AVAILABLE DATA —
+ + + + +
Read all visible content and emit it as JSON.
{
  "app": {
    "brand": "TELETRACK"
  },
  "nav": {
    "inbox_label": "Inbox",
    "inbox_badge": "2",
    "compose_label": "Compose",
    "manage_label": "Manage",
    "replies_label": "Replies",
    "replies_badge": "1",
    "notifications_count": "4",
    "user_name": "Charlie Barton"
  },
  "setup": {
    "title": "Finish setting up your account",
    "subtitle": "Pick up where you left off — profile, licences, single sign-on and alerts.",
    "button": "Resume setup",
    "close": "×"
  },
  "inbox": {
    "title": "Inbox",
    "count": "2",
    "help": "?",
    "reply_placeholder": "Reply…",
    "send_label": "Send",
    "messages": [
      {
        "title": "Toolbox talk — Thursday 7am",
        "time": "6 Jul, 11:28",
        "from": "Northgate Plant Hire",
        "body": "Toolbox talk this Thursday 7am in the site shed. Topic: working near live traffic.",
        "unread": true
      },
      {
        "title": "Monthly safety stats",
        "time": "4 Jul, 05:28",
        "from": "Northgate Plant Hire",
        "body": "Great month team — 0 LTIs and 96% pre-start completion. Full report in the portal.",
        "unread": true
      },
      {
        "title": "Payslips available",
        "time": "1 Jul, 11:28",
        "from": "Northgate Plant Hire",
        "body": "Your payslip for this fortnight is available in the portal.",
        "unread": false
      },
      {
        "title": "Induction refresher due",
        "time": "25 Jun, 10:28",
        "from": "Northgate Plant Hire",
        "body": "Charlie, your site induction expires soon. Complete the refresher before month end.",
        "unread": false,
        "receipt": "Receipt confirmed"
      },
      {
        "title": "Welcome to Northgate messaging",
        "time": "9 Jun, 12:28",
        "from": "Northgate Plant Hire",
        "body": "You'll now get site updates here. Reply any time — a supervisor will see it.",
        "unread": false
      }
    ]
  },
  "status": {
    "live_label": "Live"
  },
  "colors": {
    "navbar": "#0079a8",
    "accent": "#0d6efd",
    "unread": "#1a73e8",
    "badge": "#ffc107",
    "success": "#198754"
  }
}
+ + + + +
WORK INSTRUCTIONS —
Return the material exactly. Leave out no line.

RESULT OF THIS TASK —
Read all visible content and emit it as JSON.
{
  "app": {
    "brand": "TELETRACK"
  },
  "nav": {
    "inbox_label": "Inbox",
    "inbox_badge": "2",
    "compose_label": "Compose",
    "manage_label": "Manage",
    "replies_label": "Replies",
    "replies_badge": "1",
    "notifications_count": "4",
    "user_name": "Charlie Barton"
  },
  "setup": {
    "title": "Finish setting up your account",
    "subtitle": "Pick up where you left off — profile, licences, single sign-on and alerts.",
    "button": "Resume setup",
    "close": "×"
  },
  "inbox": {
    "title": "Inbox",
    "count": "2",
    "help": "?",
    "reply_placeholder": "Reply…",
    "send_label": "Send",
    "messages": [
      {
        "title": "Toolbox talk — Thursday 7am",
        "time": "6 Jul, 11:28",
        "from": "Northgate Plant Hire",
        "body": "Toolbox talk this Thursday 7am in the site shed. Topic: working near live traffic.",
        "unread": true
      },
      {
        "title": "Monthly safety stats",
        "time": "4 Jul, 05:28",
        "from": "Northgate Plant Hire",
        "body": "Great month team — 0 LTIs and 96% pre-start completion. Full report in the portal.",
        "unread": true
      },
      {
        "title": "Payslips available",
        "time": "1 Jul, 11:28",
        "from": "Northgate Plant Hire",
        "body": "Your payslip for this fortnight is available in the portal.",
        "unread": false
      },
      {
        "title": "Induction refresher due",
        "time": "25 Jun, 10:28",
        "from": "Northgate Plant Hire",
        "body": "Charlie, your site induction expires soon. Complete the refresher before month end.",
        "unread": false,
        "receipt": "Receipt confirmed"
      },
      {
        "title": "Welcome to Northgate messaging",
        "time": "9 Jun, 12:28",
        "from": "Northgate Plant Hire",
        "body": "You'll now get site updates here. Reply any time — a supervisor will see it.",
        "unread": false
      }
    ]
  },
  "status": {
    "live_label": "Live"
  },
  "colors": {
    "navbar": "#0079a8",
    "accent": "#0d6efd",
    "unread": "#1a73e8",
    "badge": "#ffc107",
    "success": "#198754"
  }
}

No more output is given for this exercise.